Then there was this one, with whom life felt like the Wimbledon of sarcasm. Our conversations seemed like matches all the time, and someone would always end up raising the bet for the next round. I would picture a ball boy running desperately through the field to throw us more pretentious, witty, and sometimes stuck-up new lines to entertain our dialogues with. I fell in love in spite of all and decided to never regret it, even when I became the woman who left, like in my poems. He was a DJ, and I still ask him for one of a kind music from time to time.
Now I’m dating someone who teaches me, as I speak, to learn patience, and most importantly, to learn I can be part of a relationship, after years and years of running with scissors. And I like that.
But my old loves are still out there, moving through the world, living life now in different cities, having changed or having remained the same. Other women lie now in the beds I once slept, different people came into their lives as friends, new jobs landed their laps. Some perhaps got engaged, will soon be married and have children. Social media makes it painfully easy to browse through their lives and keep up in some cases with the improvement or the loss.
I’m with a man right now, living a completely different life myself than the ones I used to lead in the pastimes. And while I don’t think about my old loves as much as I used to back in the day, life has a strange way to bring us blasts from the past in the shape of birthday cards, unexpected encounters on the street or at social events. Sometimes I greet them, some other times I will just sneak out of the room or cross the street to avoid the past rushing into my heart.

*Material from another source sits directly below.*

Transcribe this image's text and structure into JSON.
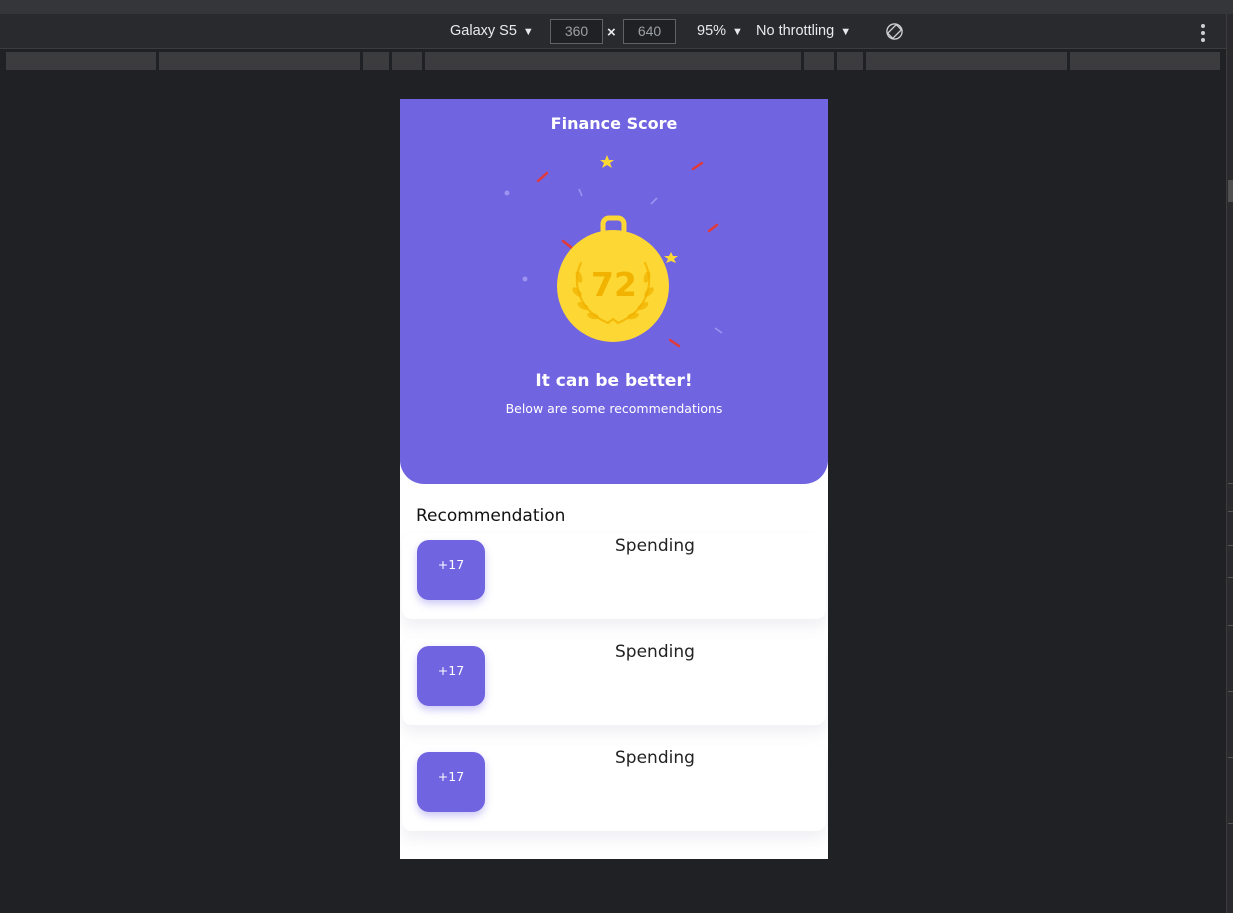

I don’t know if it ever gets easy, but I am hopeful it at least makes for good literature.